Ruta Provincial 6, Km. 83, B1814 Cañuelas, Buenos Aires, Argentina, +54 11 5279 6893

Colonia | © Jerry Nelson/Flickr

Colonia | © Jerry Nelson/Flickr

Colonia del Sacramento

Since the Portuguese in 1680, through disputes with the Spanish, many have perpetually sought to get a slice of this Uruguayan town. UNESCO named Colonia’s historic quarter a World Heritage Site in 1995. Just across Rio de la Plata from Buenos Aires, the crossing takes either three hours or one hour, depending on which ferry you use. The ferry terminal, BUQUEBUS (pronounced BOO-key-boose), is conveniently located in Buenos Aires. Regardless of how you get over the river, be sure to take your driver’s license; you can hire a golf cart or scooter when you get to Colonia — they recognize all legitimate American driver’s licenses.

Colonia del Sacramento, Uruguay

Carlos Keen Train Station | © Argentina on the Go/Flickr

Carlos Keen Train Station | © Argentina on the Go/Flickr

Carlos Keen

Carlos Keen grew around the town’s train state, as did many Argentine (and American) towns. When the trains stopped, the town quit growing. Now, the freeway keeps the city alive as it brings Portenos from Capital Federale to enjoy a luncheon of pasta or meat in a handful of restaurants. Picturesque in an eerie way, the town has the look and feel of an abandoned movie set for a spaghetti Western.

Carlos Keen, Argentina

Catedral de La Plata | © WikiMedia

Catedral de La Plata | © WikiMedia

La Plata

Buenos Aires is the capital of Argentina, kind of. Think of two concentric circles. Buenos Aires Capital Federale is the central core. The surrounding area is the Buenos Aires Province or state. La Plata is the capital of Buenos Aires Province. Residents who live on the outskirts of Buenos Aires Capital Federale are said to live in ‘Greater Buenos Aires’. 

Confused? Good. Now forget all about that free civics lesson and focus on La Plata. Located about 35 miles from Buenos Aires, La Plata is called the ‘City of Diagonals’ as the street layout is diagonal with a plaza every seven blocks. Favoring European-style architecture, the city is home to a world-class national history museum. Children could enjoy a visit to Children’s City — the largest theme park on the continent. One of Argentina’s oldest cathedral is also located in La Plata.

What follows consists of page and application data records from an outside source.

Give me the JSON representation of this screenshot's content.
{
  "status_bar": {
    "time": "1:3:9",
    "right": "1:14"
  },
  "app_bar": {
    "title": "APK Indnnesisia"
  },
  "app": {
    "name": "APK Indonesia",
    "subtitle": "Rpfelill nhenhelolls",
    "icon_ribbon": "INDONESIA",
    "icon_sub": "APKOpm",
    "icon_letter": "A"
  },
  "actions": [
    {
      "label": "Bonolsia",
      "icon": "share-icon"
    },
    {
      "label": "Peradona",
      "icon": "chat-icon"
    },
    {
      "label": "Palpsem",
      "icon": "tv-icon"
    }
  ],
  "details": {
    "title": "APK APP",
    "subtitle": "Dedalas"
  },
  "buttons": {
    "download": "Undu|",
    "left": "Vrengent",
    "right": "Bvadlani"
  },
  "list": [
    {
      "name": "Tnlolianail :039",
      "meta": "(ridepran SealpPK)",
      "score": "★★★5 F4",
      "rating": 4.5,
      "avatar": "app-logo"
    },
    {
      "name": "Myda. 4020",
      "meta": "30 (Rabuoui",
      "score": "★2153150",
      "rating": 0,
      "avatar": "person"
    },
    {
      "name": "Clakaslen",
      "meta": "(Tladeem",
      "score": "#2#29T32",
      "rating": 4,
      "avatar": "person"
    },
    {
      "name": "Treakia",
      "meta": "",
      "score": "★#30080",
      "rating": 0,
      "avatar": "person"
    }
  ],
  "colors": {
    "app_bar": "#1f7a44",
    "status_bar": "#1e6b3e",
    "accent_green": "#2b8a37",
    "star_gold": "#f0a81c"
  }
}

La Plata, Buenos Aires, Argentina

(c) Audley / Montevideo / Flickr

Montevideo | © Audley/Flickr


Visiting Montevideo in a 10-hour day is doable. Founded by Portugal’s early explorers and ruled by Spaniards, Montevideo is the southernmost capital found on the Rio de Plata. Portenos visit Montevideo to see Ciudad Vieja – ‘Old Town’ – which has numerous colonial buildings, museums, and art galleries. Tourists head to 18 de Julio Avenida to see the art deco buildings and to shop.

Montevideo, Uruguay

Horses in San Antonio de Areco / © Argentina Travel/Flickr

Horses in San Antonio de Areco | © Argentina Travel/Flickr

San Antonio de Areco

Hidden among green farmlands 70 miles from the capital, San Antonio de Areco is thought by many to be one of the nation’s more historic sites. In the middle of La Pampa, the city’s history is built around Argentine cowboys — or ‘gauchos. Eat asado (barbecue) and watch gauchos as they display riding skills. The only sights are a few museums, but the town’s colonial streets can be memorable. Leathergoods, silverware, and rope can be purchased directly from the shops where they’re made, and each November the town hosts Fiesta de la Tradicion – a day celebrating goucho traditions in honor of the poet Jose Hernandez.

San Antonio de Areco, Argentina

(c) Wikiwand / Home inside Tigre Delta / Wikiwand

A home inside Tigre Delta | © Wikiwand

Tigre Delta

Tigre Parana Delta is 20 miles north of Buenos Aires. The trip can be made by boat, train or car as the area is accessible and convenient. A favorite getaway for Portenos, Tigre Delta is one of the largest deltas in the world. With interconnecting paths and a modern canal system, boat rides into the delta give a peek at local stilt homes as well as colonial mansions.

Tigre Delta, Argentina